### Work request
From the entries, copy each line that includes "Probe".

### Entries shown
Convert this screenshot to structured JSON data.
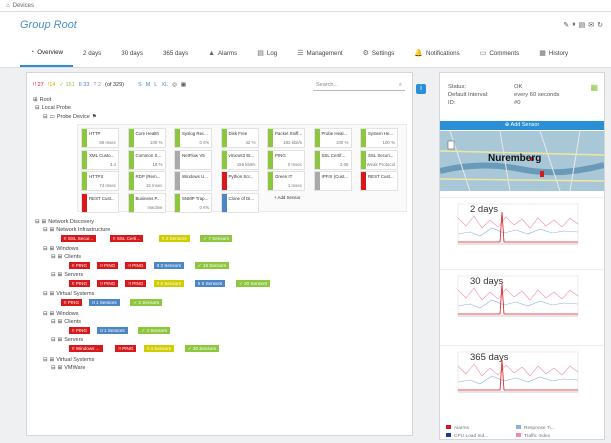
{
  "breadcrumb": {
    "home_icon": "house-icon",
    "label": "Devices"
  },
  "page": {
    "title": "Group Root"
  },
  "tabs": [
    {
      "label": "Overview",
      "icon": "overview-icon",
      "active": true
    },
    {
      "label": "2 days"
    },
    {
      "label": "30 days"
    },
    {
      "label": "365 days"
    },
    {
      "label": "Alarms",
      "icon": "warning-icon"
    },
    {
      "label": "Log",
      "icon": "log-icon"
    },
    {
      "label": "Management",
      "icon": "management-icon"
    },
    {
      "label": "Settings",
      "icon": "gear-icon"
    },
    {
      "label": "Notifications",
      "icon": "bell-icon"
    },
    {
      "label": "Comments",
      "icon": "comment-icon"
    },
    {
      "label": "History",
      "icon": "history-icon"
    }
  ],
  "filters": {
    "down": "!! 27",
    "warning": "!14",
    "up": "✓ 151",
    "paused": "II 33",
    "unknown": "? 2",
    "total": "(of 329)",
    "sizes": [
      "S",
      "M",
      "L",
      "XL"
    ],
    "search_placeholder": "Search..."
  },
  "tree": {
    "root": "Root",
    "local_probe": "Local Probe",
    "probe_device": "Probe Device",
    "network_discovery": "Network Discovery",
    "network_infrastructure": "Network Infrastructure",
    "windows": "Windows",
    "clients": "Clients",
    "servers": "Servers",
    "virtual_systems": "Virtual Systems",
    "windows2": "Windows",
    "clients2": "Clients",
    "servers2": "Servers",
    "virtual_systems2": "Virtual Systems",
    "vmware": "VMWare"
  },
  "tiles": [
    {
      "name": "HTTP",
      "value": "69 msec",
      "color": "#8dc63f"
    },
    {
      "name": "Core Health",
      "value": "100 %",
      "color": "#8dc63f"
    },
    {
      "name": "Syslog Rec...",
      "value": "0 #/s",
      "color": "#8dc63f"
    },
    {
      "name": "Disk Free",
      "value": "42 %",
      "color": "#8dc63f"
    },
    {
      "name": "Packet Sniff...",
      "value": "182 kbit/s",
      "color": "#8dc63f"
    },
    {
      "name": "Probe Heal...",
      "value": "100 %",
      "color": "#8dc63f"
    },
    {
      "name": "System He...",
      "value": "100 %",
      "color": "#8dc63f"
    },
    {
      "name": "XML Custo...",
      "value": "3.4",
      "color": "#8dc63f"
    },
    {
      "name": "Common S...",
      "value": "18 %",
      "color": "#8dc63f"
    },
    {
      "name": "NetFlow V5",
      "value": "",
      "color": "#aaaaaa"
    },
    {
      "name": "vmxnet3 Et...",
      "value": "159 kbit/s",
      "color": "#8dc63f"
    },
    {
      "name": "PING",
      "value": "0 msec",
      "color": "#8dc63f"
    },
    {
      "name": "SSL Certif...",
      "value": "2.05",
      "color": "#8dc63f"
    },
    {
      "name": "SSL Securi...",
      "value": "Weak Protocol",
      "color": "#8dc63f"
    },
    {
      "name": "HTTPS",
      "value": "74 msec",
      "color": "#8dc63f"
    },
    {
      "name": "RDP (Rem...",
      "value": "15 msec",
      "color": "#8dc63f"
    },
    {
      "name": "Windows U...",
      "value": "",
      "color": "#aaaaaa"
    },
    {
      "name": "Python Scr...",
      "value": "",
      "color": "#d7191c"
    },
    {
      "name": "Green IT",
      "value": "1 msec",
      "color": "#8dc63f"
    },
    {
      "name": "IPFIX (Cust...",
      "value": "",
      "color": "#aaaaaa"
    },
    {
      "name": "REST Cust...",
      "value": "",
      "color": "#d7191c"
    },
    {
      "name": "REST Cust...",
      "value": "",
      "color": "#d7191c"
    },
    {
      "name": "Business P...",
      "value": "Inactive",
      "color": "#8dc63f"
    },
    {
      "name": "SNMP Trap...",
      "value": "0 #/s",
      "color": "#8dc63f"
    },
    {
      "name": "Clone of Di...",
      "value": "",
      "color": "#4c86c6"
    },
    {
      "name": "+ Add Sensor",
      "value": "",
      "color": "#ffffff"
    }
  ],
  "chips": {
    "infra": [
      {
        "t": "!! SSL Secur...",
        "c": "red"
      },
      {
        "t": "!! SSL Certi...",
        "c": "red"
      },
      {
        "t": "!! 2 Sensors",
        "c": "yellow"
      },
      {
        "t": "✓ 7 Sensors",
        "c": "green"
      }
    ],
    "clients": [
      {
        "t": "!! PING",
        "c": "red"
      },
      {
        "t": "!! PING",
        "c": "red"
      },
      {
        "t": "!! PING",
        "c": "red"
      },
      {
        "t": "II 3 Sensors",
        "c": "blue"
      },
      {
        "t": "✓ 15 Sensors",
        "c": "green"
      }
    ],
    "servers": [
      {
        "t": "!! PING",
        "c": "red"
      },
      {
        "t": "!! PING",
        "c": "red"
      },
      {
        "t": "!! PING",
        "c": "red"
      },
      {
        "t": "!! 2 Sensors",
        "c": "yellow"
      },
      {
        "t": "II 5 Sensors",
        "c": "blue"
      },
      {
        "t": "✓ 20 Sensors",
        "c": "green"
      }
    ],
    "virtual": [
      {
        "t": "!! PING",
        "c": "red"
      },
      {
        "t": "II 1 Sensors",
        "c": "blue"
      },
      {
        "t": "✓ 2 Sensors",
        "c": "green"
      }
    ],
    "clients2": [
      {
        "t": "!! PING",
        "c": "red"
      },
      {
        "t": "II 1 Sensors",
        "c": "blue"
      },
      {
        "t": "✓ 4 Sensors",
        "c": "green"
      }
    ],
    "servers2": [
      {
        "t": "!! Windows ...",
        "c": "red"
      },
      {
        "t": "!! PING",
        "c": "red"
      },
      {
        "t": "!! 4 Sensors",
        "c": "yellow"
      },
      {
        "t": "✓ 30 Sensors",
        "c": "green"
      }
    ]
  },
  "details": {
    "status_label": "Status:",
    "status_value": "OK",
    "interval_label": "Default Interval:",
    "interval_value": "every 60 seconds",
    "id_label": "ID:",
    "id_value": "#0",
    "add_sensor": "Add Sensor",
    "map_label": "Nuremberg"
  },
  "graphs": [
    {
      "label": "2 days"
    },
    {
      "label": "30 days"
    },
    {
      "label": "365 days"
    }
  ],
  "legend": [
    {
      "label": "Alarms",
      "color": "#d7191c"
    },
    {
      "label": "Response Ti...",
      "color": "#8ab4e0"
    },
    {
      "label": "CPU Load Ind...",
      "color": "#1f3d8a"
    },
    {
      "label": "Traffic Index",
      "color": "#f08ab4"
    }
  ]
}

### Task solution
    "local_probe": "Local Probe",
    "probe_device": "Probe Device",
      "name": "Probe Heal...",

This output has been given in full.